  • Utilize cell phone waiting lots and short-term parking to reduce congestion.
  • Use Middlebelt Road to access the rental car facilities.
  • Beginning on July 5th, there will be lane closures on Rogell Drive, which will cause “Arrive 275” to be put into effect. This means that drivers should use I-275’s Eureka Road exit to reach the McNamara Terminal of the airport.

Drivers should always be cautious around construction, as reduced speeds and increased congestion alter normal traffic patterns. Watching for road signs and being mindful of construction cones and barriers can help drivers avoid becoming involved in a car accident. In addition, paying attention to construction updates throughout the Summer can help drivers plan ahead for extra travel time. It is also important that travelers to the airport allot extra travel time because the stress of making flights on time combined with construction caused congested traffic, is a formula for creating road rage. By leaving for the airport an hour earlier than planned, jetsetters may be able to avoid an aggressive driving car crash. The last thing someone wants, is to be stuck in construction around Detroit Metro Airport while their flight to Hawaii takes off in the skies above them.
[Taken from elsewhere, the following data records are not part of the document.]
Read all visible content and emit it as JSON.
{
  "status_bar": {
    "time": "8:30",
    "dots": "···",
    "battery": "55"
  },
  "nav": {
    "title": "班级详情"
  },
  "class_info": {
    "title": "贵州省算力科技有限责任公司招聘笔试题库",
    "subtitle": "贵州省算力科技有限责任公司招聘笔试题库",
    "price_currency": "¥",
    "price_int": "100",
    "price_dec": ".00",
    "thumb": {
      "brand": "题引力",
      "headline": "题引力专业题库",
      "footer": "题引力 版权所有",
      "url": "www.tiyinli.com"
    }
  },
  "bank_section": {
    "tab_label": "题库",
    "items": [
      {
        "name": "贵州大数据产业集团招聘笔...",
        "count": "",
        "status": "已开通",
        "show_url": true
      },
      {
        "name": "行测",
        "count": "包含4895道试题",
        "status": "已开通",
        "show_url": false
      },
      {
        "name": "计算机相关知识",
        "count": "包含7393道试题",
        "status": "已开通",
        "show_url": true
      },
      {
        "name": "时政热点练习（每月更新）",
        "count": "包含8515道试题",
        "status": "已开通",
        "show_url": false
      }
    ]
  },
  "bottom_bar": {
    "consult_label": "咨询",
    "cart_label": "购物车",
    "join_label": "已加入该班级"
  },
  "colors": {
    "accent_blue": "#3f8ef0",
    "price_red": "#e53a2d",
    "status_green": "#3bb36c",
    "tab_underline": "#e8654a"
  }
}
Construction changes normal traffic patterns, forcing drivers to slow down, making commutes longer, and bringing out road rage in aggressive drivers. Construction sites themselves are also dangerous and contain elements that may cause injuries if drivers are not paying attention to construction signage. If you or someone you know has been involved in a traffic accident related to road construction, call The Michigan Law Firm, PLLC at 844.4MI.FIRM for a free consultation.